Then there are Henrot’s videos. The exhibition features several earlier videos that study the role of various symbols, practices and material objects across different cultures: Coupé/Décalé (2011) documents the origin of bungee jumping; Le Songe de Poliphile (2011), of the semiotics of the snake; and Million Dollars Point (2011), on World War II materials abandoned in Polynesia and the “cargo cults” that subsequently formed. Grosse Fatigue is the most conceptually ambitious (and probably low-budget) of them all, a series of desktop windows appearing on a computer screen, propelled by a groovy rap song that stitches together various origin myths, scientific presentations and annals of anthropology with the coherence of a surging music video. The deluge of imagery in today’s Internet age is a popular topic for artists, but few successfully conjure much beyond some purposefully collaged frenzy. Henrot’s selection of images (animals of from various phyla, different cultural practices, shots of mundane activity such as a manicured hand rubbing an orange) is not unpredictable, but they provide more than a simple sensation of distress and visual saturation. She consciously demonstrates the gaps and limits that still (and might forever) exist in our already overwhelming knowledge of history, a vault of information that could be more reasonably experienced through the momentum and innate disorder that weaves it all together.

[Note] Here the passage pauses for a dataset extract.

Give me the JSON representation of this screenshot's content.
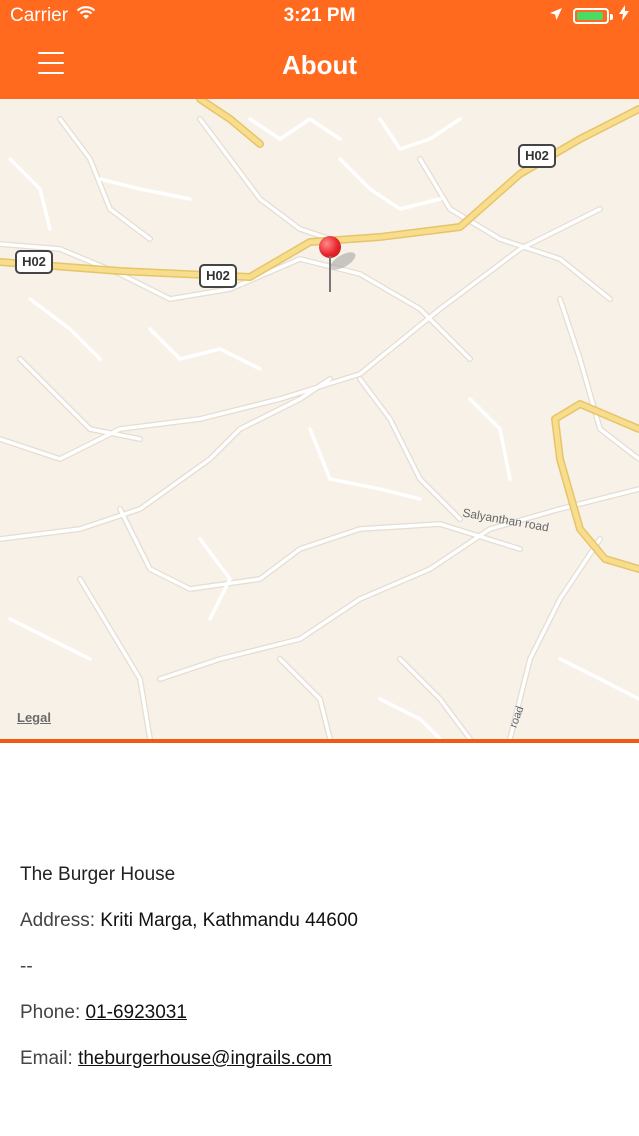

Grosse Fatigue was made at Henrot’s 2013 Artist Research Fellowship at the Smithsonian, during which she collected footage of animal and plant specimens, obscure digital archives, blank hallways and anonymous office workers. She paired that imagery with the unending reach of the digital realm, which, in many ways, is an archive and simulation of the immense universe beyond the monitor, but also feels oddly tangible as it is fully manmade and portable (one shot features an iPhone with a green croaking frog parked on top, held by a hand). This strategy allows her narrative to swell with felt urgency and inscrutable complexity, and also the leisurely nimbleness of aimless web surfing. Queues of browser windows at times pile up like flashing torrents of spam advertisements, but they can be readily clicked shut like full drawers of ghastly, vibrantly preserved tropical bird specimen. In the beginning and end there were both uncluttered Mac desktops.